Michael Gove and Antonio Gramsci
Sat 29th Jun 2013
It is fashionable to claim that Michael Gove has been influenced by Antonio Gramsci.
The thing about Gramsci is that we have never really needed him in Britain. The insistence on the unity of theory and practice, the rejection of economic determinism and of metaphysical materialism, the celebration of the “national-popular”, an organic working-class culture and self-organisation including worker-intellectuals: we already had them all. At least, we did have them. Until Gove’s political heroine, whom no one ever accused of being either a worker or an intellectual, came along and destroyed their economic base.
But there remained heirs to the organic worker-intellectual tradition, often very left-wing people indeed, who tried as best they could to maintain in their own classrooms, until they themselves retired, whatever they could of the best that had been known and thought, in the midst of her enforcement upon everyone else of her own utter philistinism and of her own total lack of even the slightest intellectual curiosity. Truly, her natural successor was Tony Blair. And truly, his natural successors are David Cameron and George Osborne.
There had been some grounds for hoping that Gove was different. But he is clearly oblivious to these facts. He knows nothing of the trade union, co-operative and mutual, Radical Liberal, Tory populist, Guild Socialist, Christian Socialist, Social Catholic and Distributist, and many other roots of the British, Irish and Commonwealth Labour Movements, predating Marx and long predating Gramsci.

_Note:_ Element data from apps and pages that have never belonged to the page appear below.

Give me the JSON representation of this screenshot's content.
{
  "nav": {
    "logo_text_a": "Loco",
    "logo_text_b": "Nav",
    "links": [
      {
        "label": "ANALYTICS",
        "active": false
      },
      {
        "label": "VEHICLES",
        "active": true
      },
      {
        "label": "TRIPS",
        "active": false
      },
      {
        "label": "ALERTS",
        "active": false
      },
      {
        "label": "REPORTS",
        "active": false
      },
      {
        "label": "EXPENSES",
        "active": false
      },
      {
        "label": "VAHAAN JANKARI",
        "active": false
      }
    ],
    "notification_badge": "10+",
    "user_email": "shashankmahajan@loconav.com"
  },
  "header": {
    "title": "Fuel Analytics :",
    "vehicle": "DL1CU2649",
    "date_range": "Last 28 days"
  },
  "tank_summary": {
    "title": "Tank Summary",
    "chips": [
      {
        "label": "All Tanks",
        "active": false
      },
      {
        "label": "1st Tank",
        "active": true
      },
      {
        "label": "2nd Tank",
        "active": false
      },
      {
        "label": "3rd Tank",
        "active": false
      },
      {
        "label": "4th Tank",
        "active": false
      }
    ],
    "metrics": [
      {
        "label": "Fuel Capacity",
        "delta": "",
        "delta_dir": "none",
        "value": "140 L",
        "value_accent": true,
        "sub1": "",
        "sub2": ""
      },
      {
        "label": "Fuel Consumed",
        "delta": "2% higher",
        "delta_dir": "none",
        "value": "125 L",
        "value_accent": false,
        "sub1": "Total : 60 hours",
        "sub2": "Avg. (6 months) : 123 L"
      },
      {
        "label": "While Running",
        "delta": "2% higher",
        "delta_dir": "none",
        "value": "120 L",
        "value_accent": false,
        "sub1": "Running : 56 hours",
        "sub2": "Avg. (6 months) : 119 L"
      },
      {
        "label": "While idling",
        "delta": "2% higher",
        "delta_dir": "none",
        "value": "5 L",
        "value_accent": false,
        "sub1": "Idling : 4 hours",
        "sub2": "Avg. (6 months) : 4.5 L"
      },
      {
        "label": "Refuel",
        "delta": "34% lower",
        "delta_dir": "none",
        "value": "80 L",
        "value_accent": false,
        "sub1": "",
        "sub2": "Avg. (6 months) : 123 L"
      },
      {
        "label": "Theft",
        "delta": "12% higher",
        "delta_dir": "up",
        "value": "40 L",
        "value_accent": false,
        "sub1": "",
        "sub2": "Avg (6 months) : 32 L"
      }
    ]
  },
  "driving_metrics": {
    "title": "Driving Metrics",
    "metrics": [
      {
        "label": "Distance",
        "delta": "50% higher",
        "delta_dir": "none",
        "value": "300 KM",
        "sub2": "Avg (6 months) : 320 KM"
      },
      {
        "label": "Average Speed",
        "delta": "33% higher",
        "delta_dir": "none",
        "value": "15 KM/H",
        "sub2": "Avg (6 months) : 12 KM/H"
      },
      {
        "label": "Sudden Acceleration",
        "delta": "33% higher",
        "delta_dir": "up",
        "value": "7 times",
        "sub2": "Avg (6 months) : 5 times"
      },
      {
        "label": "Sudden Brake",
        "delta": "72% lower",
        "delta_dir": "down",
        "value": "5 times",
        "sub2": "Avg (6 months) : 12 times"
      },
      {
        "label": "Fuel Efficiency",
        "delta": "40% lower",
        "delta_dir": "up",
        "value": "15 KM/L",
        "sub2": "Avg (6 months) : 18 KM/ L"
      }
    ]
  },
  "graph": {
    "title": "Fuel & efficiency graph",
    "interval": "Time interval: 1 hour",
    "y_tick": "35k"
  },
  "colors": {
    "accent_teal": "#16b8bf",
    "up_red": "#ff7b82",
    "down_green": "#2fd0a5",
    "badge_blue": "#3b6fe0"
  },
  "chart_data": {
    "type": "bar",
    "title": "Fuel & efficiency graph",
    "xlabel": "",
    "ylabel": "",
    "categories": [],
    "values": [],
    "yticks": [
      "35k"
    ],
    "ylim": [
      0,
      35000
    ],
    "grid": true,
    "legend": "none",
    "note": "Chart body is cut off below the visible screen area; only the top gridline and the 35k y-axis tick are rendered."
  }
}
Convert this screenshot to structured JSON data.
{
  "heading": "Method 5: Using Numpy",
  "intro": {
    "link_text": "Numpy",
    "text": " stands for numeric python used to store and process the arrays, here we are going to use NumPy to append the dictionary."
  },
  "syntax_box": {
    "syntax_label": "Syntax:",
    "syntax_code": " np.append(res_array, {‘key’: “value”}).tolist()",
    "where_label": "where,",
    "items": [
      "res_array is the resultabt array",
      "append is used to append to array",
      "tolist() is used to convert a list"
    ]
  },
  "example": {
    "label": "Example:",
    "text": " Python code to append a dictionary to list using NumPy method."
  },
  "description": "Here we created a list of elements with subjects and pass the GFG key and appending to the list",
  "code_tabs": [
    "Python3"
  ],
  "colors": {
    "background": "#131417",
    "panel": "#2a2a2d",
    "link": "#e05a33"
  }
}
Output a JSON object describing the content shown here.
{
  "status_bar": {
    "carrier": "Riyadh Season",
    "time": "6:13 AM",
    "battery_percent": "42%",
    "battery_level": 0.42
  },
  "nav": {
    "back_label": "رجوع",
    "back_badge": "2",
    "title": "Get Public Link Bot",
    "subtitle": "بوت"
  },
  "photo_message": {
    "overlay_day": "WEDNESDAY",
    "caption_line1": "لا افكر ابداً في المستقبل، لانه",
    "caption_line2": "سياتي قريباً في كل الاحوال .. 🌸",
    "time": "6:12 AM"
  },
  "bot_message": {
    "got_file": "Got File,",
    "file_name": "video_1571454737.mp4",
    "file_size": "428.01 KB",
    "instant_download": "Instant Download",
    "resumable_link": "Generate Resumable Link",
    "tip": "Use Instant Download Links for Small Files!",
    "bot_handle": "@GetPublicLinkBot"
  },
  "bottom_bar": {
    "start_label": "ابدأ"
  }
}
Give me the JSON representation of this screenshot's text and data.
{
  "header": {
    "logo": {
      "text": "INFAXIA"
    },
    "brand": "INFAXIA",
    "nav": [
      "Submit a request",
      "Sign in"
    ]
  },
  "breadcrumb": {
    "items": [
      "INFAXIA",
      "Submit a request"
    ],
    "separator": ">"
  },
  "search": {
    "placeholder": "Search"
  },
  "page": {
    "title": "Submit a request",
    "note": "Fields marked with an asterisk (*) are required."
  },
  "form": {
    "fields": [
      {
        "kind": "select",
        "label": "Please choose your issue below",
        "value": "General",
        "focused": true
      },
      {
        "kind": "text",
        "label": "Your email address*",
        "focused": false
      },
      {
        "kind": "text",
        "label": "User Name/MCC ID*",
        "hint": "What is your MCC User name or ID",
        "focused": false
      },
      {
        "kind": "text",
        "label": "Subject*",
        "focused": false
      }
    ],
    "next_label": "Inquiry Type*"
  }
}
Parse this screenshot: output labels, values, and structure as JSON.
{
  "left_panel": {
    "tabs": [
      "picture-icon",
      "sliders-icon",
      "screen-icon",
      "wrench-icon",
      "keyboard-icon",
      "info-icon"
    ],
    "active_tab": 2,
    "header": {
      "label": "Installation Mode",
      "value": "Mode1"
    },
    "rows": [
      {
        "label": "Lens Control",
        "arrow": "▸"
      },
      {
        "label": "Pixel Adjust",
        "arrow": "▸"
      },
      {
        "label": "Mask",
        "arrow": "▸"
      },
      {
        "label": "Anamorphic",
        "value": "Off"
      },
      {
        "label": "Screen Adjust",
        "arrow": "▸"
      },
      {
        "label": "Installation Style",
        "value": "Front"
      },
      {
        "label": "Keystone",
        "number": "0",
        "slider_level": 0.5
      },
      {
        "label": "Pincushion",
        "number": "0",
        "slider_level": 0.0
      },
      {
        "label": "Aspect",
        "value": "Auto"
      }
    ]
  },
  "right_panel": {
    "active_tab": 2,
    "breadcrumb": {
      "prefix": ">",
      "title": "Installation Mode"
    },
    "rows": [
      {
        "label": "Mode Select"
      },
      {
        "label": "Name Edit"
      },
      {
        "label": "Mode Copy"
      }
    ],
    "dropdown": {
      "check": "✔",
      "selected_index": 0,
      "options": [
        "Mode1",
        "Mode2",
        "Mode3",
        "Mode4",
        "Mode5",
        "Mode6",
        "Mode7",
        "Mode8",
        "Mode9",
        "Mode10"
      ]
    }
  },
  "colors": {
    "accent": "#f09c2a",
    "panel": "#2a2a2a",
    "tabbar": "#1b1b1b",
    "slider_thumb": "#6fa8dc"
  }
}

He knows nothing of their roots, which are in the anti-Whig subcultures disaffected by the events of 1688, subcultures predating any counterrevolutionary movement on the continent, predating any revolution there or in North America, and emphasising the indispensable role of the State in protecting against the market everything that conservatives seek to conserve, while offering perennial critiques of individualism, capitalism, imperialism, militarism, bourgeois triumphalism, and the fallacy of inevitable historical progress. As an ardent neoconservative, Gove is fully signed up to all of those.
Does he even know anything of their roots, which are in Early Modernity and in the Middle Ages, in the Classics that he purports to promote and in the Bible that he ostentatiously sends out to schools with a preface by himself, together with a reference to himself on the very cover? Or is the entirety of this Government exactly as it would appear to be: intellectually unequipped to be the Government of the United Kingdom, or, at root, to be the Government of any country on earth?
But Gove may yet revive the worker-intellectual tradition in spite of himself. Under him, universities are to become confined merely to those whose parents happened to have nine thousand pounds per annum lying around with no other call on it, and therefore had no need to send their offspring out to work at the earliest opportunity. Academic ability or accomplishment will have nothing to do with it. Indeed, they will be relatively rare among the entrants, one would expect.
Leaving plenty of room for the successors of the pitmen poets and of the pitmen painters, of the Workers’ Educational Association (which still exists) and of the Miners’ Lodge Libraries, of the brass and silver bands, of the people’s papers rather than the red top rags, to re-emerge in, though and as an organic working-class culture and self-organisation.
That, in turn, requires an economic base such as only the State can guarantee, and such as only the State can very often deliver. Not exclusively, but in no small part, that is what the State is for. Not exclusively, but in no small part, that is why we have it.